Matthew Offord – 2021 Speech on Holocaust Memorial Day

The speech made by Matthew Offord, the Conservative MP for Hendon, in the House of Commons on 28 January 2021.

In last year’s debate, I spoke about the only concentration camp on British soil, on the island of Alderney. Lager Sylt and Lager Norderney contained Russian and Polish prisoners-of-war, as well as Jewish slave labourers. I raised the issue of undisclosed and unrecorded burial sites of murdered inmates and told the House:

“Rabbinic law dictates that the grave sites of Jewish people should not be disturbed.”

However, I expressed my personal view that

“unmarked graves, mass graves and locations of bodies hidden by their murderers are not proper graves in themselves, and I believe that it is appropriate for the identification of bodies to be undertaken”—[Official Report, 23 January 2020; Vol. 670, c. 492.]

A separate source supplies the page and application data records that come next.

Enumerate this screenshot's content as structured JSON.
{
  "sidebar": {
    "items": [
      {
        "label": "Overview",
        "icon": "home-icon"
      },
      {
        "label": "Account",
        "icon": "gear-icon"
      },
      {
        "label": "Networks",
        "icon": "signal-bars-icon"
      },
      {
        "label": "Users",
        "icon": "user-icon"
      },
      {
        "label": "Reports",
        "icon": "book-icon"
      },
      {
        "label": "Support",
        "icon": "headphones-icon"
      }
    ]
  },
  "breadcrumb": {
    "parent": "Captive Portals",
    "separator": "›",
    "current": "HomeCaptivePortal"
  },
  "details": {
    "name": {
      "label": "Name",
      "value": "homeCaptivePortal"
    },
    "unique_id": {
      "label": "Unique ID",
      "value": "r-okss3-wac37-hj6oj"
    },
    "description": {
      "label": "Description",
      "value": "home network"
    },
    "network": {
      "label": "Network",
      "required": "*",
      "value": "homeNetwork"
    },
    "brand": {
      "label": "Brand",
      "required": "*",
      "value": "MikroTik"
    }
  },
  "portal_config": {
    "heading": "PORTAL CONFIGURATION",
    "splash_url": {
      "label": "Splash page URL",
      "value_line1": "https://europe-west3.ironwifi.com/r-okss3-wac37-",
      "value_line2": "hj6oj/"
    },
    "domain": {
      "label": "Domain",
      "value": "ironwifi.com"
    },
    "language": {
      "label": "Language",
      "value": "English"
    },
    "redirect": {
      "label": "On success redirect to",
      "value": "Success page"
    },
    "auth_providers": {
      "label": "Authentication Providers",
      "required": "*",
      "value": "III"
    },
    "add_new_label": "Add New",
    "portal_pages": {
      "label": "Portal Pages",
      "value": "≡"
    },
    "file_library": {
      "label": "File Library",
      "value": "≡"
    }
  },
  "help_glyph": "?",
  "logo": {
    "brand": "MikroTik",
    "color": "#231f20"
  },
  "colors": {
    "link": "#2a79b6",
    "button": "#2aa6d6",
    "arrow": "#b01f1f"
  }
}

Some people took my words as advocating a full exhumation of the Channel Islands, but that is not necessary or even desirable. The burial site on Alderney was designated and formally marked by the Commonwealth War Graves Commission as an official war grave, but it was deaccessioned by the CWGC in 1961.

Back in July 2019, my right hon. Friend Lord Pickles, head of the UK delegation of the International Holocaust Remembrance Alliance, along with the deputy head, Sally Sealey, and Dr Gilly Carr, a member of the UK delegation, visited Alderney. The purpose of the trip was to make an assessment of the island’s holocaust-related heritage sites after the revelation of new geophysical evidence and the potential presence of further bodies in a mass grave on Longis Common on Alderney.

Putting aside the religious issues, it has been stressed to me that opening mass graves is not as revealing as one might imagine that and that gains in knowledge are slight compared with the moral and spiritual costs of disturbance. Knowledge already exists about the sites, and the combination of non-intrusive means of investigation, world war two aerial imagery and research of the records should be sufficient to tell us, with some certitude, what lies beneath Longis Common. I have been advised that a considerable amount is already known about what lies beneath that ground. That is because the British Government are still sitting on embargoed files that detail what they found at the cemetery after the war and their own excavations at the cemetery. Today, I am calling on the Government to find the missing records of the 1961 exhumation, and the detailed records that the UK made of each set of remains by the British excavation in Alderney. We have a duty to ensure that no one is left behind. I ask the Government to play their part and do the right thing by releasing all information and documents in their possession.